If you want to understand why the Seaport District feels soulless and off-kilter, try looking at it from a distance — specifically from Foster’s Rotunda, a little-used public observation area located across Boston Harbor in the celebrated Rowes Wharf building.
From that ninth-floor vantage point, two problems are evident. First, the Seaport looks like a half-finished construction zone. Time should fix that.
But there's a far trickier problem, which Foster's Rotunda itself exemplifies.
To develop a real civic and cultural life, the Seaport needs more than blocky residential and office buildings. The 20,000 residents it's projected to have by 2035 will want schools, parks, public facilities, an arts scene, and the kind of oddball attractions that are hard to foresee in advance. Yet the burden of reserving space for such things in the Seaport and the adjacent Fort Point area has fallen — by default — upon Chapter 91, the state law that wrangles a few snippets of public space out of developers.
Foster's Rotunda, a bizarre space created in the late '80s under similar auspices, shows the difficulty of turning legally required amenities into genuine public assets.
State and local rules have long pushed developers to offer open passage to waterfronts and include indoor spaces that anybody — not just authorized occupants of private offices and homes — can walk into. Foster's Rotunda, alas, bespeaks a grudging compliance with such mandates.
I went there recently with Steve Hollinger, a Fort Point artist and inventor who's adamant about civic space. You can only visit from 11 a.m. to 4 p.m. on weekdays, according to a low-key sign in the lobby. While there are great views of Boston — the Greenway as well as the harbor — the overall vibe says North Korea; a minder escorted us up. Predictably, almost nobody bothers.
"A ridiculous public space," says Jerold Kayden, a Harvard Graduate School of Design professor who's studied the parks and other spots that private owners contribute to the civic realm. So complete is the rotunda's failure that it's going to be taken out of public use, in exchange for a new, still undetermined public use space on the ground level of Rowes Wharf.
This is sad, but it's not fatal for the surrounding area, which grows livelier as the Greenway comes into its own. Most other Boston neighborhoods, meanwhile, developed through countless separate land arrangements, any one of which can go a little awry without harming the overall neighborhood.
For the Seaport, there's far less room for error. Because a handful of private developers are building the area from scratch, entire blocks at a time, every structure that goes up has an outsize effect on the whole. The City of Boston owns little land there, so most civic amenities will likely come from spaces to be carved out of big projects under Chapter 91.
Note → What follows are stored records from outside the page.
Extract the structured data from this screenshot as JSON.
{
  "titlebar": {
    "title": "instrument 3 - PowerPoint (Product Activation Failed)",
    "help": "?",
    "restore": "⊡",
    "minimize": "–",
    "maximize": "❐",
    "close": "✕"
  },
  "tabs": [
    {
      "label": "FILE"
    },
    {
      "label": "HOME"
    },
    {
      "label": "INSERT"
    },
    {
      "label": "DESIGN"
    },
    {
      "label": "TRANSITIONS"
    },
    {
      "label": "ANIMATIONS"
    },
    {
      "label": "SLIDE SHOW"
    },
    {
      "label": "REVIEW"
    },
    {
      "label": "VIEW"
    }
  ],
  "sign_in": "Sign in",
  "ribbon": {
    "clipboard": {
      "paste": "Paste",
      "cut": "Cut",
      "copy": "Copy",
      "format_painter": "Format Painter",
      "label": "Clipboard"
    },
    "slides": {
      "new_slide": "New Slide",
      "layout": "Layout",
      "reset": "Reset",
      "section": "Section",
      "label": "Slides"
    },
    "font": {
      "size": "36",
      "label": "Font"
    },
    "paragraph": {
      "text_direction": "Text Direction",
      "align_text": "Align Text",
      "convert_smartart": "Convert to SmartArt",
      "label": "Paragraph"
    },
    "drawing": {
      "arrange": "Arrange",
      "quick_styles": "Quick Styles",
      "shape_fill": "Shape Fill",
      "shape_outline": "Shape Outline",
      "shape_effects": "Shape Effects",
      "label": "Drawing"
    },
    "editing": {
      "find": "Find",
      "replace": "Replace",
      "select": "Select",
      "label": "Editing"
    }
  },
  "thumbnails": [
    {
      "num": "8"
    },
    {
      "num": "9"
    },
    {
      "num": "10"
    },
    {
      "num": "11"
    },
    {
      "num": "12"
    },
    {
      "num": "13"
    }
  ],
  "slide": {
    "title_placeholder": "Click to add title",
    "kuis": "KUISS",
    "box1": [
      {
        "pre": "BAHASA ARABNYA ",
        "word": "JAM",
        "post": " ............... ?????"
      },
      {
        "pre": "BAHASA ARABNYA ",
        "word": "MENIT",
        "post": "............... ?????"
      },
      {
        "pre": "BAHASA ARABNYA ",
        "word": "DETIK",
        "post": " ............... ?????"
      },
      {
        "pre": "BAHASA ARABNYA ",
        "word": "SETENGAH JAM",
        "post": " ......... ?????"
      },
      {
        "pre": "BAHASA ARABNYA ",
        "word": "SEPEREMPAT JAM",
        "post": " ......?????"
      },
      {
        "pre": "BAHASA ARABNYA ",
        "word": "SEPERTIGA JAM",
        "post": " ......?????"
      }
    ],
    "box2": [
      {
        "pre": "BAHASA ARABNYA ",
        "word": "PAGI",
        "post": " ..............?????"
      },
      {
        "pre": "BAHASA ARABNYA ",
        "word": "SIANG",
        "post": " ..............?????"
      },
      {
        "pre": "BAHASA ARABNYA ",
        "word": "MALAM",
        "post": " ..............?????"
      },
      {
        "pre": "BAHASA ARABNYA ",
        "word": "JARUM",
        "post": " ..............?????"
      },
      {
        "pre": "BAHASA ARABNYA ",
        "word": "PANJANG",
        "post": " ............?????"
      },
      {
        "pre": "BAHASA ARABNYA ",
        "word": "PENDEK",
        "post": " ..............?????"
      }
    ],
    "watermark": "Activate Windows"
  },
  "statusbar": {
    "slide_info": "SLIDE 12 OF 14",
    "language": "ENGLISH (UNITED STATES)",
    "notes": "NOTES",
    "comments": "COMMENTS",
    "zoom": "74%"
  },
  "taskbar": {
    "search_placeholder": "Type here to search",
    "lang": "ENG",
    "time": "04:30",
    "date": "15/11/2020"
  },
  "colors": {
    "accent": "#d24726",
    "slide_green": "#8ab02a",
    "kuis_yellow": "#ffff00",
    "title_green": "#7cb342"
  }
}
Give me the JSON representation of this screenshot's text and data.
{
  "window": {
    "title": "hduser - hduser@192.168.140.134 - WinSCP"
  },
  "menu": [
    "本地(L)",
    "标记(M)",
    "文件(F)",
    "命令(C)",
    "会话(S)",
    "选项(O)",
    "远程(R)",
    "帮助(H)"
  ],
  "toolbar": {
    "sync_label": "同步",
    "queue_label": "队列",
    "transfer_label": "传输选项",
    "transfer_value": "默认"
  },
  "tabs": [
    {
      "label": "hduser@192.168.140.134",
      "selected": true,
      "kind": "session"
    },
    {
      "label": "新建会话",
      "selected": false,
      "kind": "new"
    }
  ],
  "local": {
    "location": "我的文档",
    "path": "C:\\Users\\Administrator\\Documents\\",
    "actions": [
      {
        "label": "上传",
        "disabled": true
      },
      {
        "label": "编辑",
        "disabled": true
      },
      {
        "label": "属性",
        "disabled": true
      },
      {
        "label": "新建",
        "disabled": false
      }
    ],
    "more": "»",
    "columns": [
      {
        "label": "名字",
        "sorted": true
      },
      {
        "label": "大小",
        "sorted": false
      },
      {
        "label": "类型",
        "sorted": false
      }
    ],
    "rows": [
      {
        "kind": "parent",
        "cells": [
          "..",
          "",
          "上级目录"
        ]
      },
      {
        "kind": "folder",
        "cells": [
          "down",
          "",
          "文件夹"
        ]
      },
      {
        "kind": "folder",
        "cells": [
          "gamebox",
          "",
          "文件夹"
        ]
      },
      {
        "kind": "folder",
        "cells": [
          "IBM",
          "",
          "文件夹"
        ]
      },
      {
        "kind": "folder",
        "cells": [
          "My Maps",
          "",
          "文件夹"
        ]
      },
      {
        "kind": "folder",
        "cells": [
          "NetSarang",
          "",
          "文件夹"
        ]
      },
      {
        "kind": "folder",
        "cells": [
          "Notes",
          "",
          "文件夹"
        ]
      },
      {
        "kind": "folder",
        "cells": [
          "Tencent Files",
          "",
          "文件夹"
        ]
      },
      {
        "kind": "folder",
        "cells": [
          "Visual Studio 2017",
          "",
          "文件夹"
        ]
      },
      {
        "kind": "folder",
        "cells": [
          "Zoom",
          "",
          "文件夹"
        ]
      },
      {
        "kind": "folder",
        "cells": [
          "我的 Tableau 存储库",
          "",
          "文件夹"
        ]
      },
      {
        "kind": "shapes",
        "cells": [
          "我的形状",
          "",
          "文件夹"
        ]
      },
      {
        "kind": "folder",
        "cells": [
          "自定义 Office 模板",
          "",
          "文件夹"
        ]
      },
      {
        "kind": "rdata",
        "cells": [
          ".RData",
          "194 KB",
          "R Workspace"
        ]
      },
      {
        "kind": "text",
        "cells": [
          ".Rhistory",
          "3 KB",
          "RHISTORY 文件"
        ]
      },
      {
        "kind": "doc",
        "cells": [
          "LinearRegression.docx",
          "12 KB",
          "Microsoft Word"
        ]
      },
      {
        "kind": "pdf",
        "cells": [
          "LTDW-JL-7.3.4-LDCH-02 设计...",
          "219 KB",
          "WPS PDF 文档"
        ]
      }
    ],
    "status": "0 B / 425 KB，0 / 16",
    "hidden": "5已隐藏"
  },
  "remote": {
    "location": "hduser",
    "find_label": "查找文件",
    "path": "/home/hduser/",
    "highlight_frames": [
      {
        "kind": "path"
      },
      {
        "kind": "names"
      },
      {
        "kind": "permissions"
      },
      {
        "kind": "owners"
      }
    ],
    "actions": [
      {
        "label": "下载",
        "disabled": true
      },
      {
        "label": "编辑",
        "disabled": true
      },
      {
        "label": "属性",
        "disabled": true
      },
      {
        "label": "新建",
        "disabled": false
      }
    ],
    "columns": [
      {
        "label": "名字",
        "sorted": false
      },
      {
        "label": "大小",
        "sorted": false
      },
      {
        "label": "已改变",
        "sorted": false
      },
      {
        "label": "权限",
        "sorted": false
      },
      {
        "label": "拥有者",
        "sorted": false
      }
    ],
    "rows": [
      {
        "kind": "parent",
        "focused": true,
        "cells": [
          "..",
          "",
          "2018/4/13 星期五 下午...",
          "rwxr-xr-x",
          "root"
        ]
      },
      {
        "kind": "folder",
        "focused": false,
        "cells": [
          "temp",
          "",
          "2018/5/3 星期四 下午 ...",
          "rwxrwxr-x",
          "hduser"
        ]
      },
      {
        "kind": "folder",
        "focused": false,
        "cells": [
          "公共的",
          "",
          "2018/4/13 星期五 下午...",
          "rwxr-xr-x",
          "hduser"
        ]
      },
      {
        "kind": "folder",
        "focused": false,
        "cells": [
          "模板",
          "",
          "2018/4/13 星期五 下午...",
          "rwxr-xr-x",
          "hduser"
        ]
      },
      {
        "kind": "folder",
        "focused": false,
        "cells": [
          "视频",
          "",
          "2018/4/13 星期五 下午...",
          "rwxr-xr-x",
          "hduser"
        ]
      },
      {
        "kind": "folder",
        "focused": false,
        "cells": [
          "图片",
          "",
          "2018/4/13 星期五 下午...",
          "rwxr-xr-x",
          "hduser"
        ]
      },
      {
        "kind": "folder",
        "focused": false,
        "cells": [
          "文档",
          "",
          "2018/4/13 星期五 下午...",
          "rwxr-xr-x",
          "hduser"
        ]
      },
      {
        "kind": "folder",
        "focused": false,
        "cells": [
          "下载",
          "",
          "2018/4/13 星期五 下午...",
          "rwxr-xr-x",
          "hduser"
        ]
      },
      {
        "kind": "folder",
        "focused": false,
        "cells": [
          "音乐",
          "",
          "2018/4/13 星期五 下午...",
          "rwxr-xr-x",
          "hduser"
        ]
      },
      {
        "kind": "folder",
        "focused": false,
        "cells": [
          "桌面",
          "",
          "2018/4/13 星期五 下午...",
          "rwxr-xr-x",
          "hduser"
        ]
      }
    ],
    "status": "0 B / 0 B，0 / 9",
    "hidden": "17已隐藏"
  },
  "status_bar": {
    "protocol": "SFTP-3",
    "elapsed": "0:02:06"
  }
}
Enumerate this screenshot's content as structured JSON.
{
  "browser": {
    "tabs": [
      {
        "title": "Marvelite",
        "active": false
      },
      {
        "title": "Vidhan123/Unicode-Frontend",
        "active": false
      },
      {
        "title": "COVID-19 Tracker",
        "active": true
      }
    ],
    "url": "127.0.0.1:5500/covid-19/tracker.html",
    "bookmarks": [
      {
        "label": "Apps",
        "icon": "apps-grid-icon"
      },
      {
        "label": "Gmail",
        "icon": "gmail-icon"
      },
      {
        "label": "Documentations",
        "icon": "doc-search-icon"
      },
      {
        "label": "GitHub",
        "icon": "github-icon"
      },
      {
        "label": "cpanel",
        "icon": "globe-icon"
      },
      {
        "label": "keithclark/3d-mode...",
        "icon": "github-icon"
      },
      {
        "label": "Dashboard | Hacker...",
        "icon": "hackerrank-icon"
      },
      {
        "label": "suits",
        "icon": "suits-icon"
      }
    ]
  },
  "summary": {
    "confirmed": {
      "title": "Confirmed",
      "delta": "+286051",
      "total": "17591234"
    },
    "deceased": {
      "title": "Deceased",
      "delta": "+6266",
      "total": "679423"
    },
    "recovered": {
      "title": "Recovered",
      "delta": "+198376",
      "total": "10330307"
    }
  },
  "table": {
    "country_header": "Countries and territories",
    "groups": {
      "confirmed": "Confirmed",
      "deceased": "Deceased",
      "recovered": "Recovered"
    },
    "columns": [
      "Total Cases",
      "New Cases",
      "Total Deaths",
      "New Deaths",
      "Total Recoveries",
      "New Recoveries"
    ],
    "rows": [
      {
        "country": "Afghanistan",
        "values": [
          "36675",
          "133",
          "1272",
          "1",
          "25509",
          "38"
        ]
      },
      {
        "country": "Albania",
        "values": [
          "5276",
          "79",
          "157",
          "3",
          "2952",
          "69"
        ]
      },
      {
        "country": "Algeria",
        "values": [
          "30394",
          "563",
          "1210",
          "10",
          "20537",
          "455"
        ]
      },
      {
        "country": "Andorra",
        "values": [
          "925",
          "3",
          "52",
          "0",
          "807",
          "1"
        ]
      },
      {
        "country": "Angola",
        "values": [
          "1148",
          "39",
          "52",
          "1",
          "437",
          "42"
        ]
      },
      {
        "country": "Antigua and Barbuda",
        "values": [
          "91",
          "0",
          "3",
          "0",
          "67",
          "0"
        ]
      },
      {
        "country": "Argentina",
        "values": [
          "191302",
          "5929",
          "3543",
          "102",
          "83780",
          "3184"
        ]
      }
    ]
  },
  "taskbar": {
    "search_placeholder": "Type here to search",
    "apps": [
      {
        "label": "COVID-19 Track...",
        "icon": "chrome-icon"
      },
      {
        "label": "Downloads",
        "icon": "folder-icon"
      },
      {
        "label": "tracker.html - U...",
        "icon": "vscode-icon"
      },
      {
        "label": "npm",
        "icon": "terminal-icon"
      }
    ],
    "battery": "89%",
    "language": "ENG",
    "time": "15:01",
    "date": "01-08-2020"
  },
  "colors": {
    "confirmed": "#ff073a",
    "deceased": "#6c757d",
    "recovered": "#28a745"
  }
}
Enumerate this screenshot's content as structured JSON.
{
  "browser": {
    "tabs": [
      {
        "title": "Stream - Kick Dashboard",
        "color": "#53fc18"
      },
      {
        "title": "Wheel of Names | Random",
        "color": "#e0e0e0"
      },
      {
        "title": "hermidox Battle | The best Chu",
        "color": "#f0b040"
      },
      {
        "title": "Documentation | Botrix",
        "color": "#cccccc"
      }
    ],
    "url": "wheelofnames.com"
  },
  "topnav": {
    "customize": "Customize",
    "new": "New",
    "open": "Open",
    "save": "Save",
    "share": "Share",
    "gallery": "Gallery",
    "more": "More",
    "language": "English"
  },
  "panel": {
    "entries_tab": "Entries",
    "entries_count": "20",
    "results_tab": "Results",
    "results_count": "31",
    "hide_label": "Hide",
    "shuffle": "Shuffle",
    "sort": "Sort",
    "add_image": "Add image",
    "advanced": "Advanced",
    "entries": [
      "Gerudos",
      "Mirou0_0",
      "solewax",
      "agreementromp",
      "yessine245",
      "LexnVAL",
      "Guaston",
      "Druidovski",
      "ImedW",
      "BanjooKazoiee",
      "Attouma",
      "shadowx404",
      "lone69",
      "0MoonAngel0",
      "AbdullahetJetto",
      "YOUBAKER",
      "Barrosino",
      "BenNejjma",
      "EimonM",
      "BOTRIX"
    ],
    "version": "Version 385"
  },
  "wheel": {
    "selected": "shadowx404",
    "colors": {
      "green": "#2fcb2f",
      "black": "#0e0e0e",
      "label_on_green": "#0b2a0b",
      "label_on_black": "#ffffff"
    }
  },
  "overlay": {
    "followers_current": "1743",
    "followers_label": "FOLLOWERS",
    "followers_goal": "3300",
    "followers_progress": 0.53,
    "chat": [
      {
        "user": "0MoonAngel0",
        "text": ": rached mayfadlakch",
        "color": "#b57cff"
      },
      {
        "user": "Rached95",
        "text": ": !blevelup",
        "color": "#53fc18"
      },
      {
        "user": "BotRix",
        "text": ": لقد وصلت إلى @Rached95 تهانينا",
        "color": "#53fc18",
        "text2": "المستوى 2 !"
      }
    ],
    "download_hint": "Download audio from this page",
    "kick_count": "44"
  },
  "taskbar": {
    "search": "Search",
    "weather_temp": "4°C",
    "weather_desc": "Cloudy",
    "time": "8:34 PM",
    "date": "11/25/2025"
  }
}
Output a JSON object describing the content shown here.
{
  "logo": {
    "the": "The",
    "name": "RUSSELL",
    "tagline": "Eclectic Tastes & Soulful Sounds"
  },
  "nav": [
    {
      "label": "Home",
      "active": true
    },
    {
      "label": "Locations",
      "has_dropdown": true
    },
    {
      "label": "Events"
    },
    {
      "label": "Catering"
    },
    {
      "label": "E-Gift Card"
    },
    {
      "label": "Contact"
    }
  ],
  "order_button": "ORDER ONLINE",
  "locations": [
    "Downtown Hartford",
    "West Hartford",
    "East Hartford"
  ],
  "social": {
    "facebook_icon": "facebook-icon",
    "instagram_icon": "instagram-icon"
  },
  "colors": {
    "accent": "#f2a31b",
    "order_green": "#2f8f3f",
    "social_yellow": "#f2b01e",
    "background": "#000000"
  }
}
The now iconic Institute of Contemporary Art building, situated on land provided by developers, shows how the law can work. And when the Boston Redevelopment Authority solicited proposals for civic space in a new building on Pier 4 earlier this year, it became clear lots of arts groups are interested in the area.
Plans for yet-to-be-built civic spaces nearby, however, are in disarray. A community process in the early 2000s designated parts of future buildings for use by the New England Aquarium, Children's Museum, and Boston Harbor Island Alliance.
But as years passed, the Seaport languished, and those organizations pursued other projects. When Seaport construction suddenly took off, there wasn't much planning for the civic spaces. In the last year, everything got shuffled around, as the city, the state, and developer Fallon Co. sought to accommodate an ICA proposal to occupy space in a new building next door. Then, a month ago, the ICA backed out.
The museum, the aquarium, and the alliance are in no rush to get hold of space in Fan Pier. In fairness, it's hard to plan areas whose configuration and construction schedule are subject to change. In the current flux, they should decide if they want out — and let the mayor's office and the BRA seek other groups that could put the space to productive use.
Hollinger, the Fort Point activist, remains optimistic about the rapidly changing area. "It's maybe 50 percent built out," he says. "But we can kick ass going forward if people grab onto this [issue]." The city, and the general public, should accept that challenge. The Seaport needs life, not another Foster's Rotunda.